Jonas Cattell, foxhunter and revolutionary hero, will be honored with a seven-foot bronze statue to be erected in Haddonfield, New Jersey. We foxhunters know about Cattell’s exploits in the hunting field thanks to Alexander Mackay-Smith’s classic book, The American Foxhound: 1747–1967, but I never knew about Cattell’s heroism during the American Revolution. He turned the misfortune of his arrest by Hessian mercenaries into advantage for the Colonial cause.

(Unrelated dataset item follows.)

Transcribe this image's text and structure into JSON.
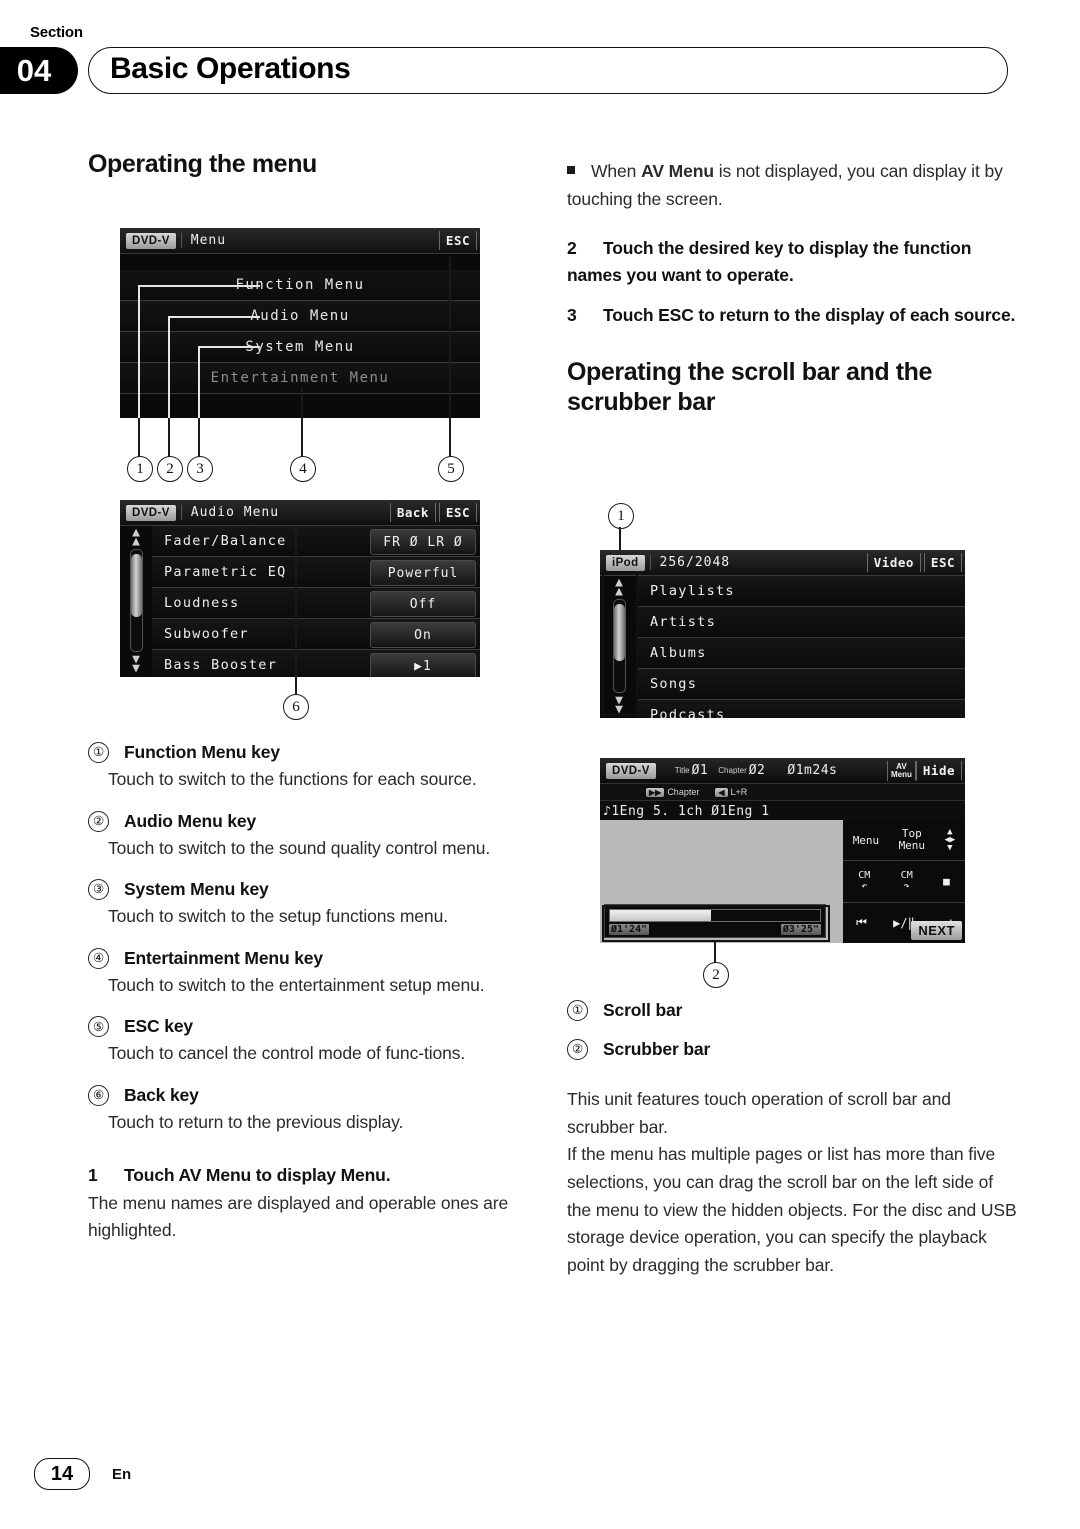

Cattell whipped-in for the Gloucester Foxhunting Club, the first organized foxhunting club in North America. It was founded in 1766 by a group of Philadelphia gentlemen and named for Gloucester County, New Jersey, directly across the Delaware River. According to Mackay-Smith, quoting Clifton Lisle describing their sport, “When Cupid, the huntsman who succeeded Old Natty, was in the saddle with Jonas Cattell whipping-in to him, amazing runs were made.”
“In 1798, for example, one is recorded that went to Salem, a distance of forty miles by the map from find to kill. Another ended on the ice of the Delaware, a Jersey fox crossing it with fifteen couple of hounds not a hundred yards from his brush—to be rolled over just short of the Jersey shore. Robert Wharton, president of the club at that time, was the first man up, next to Jonas Cattell, the whipper-in, who had crossed the river on foot.”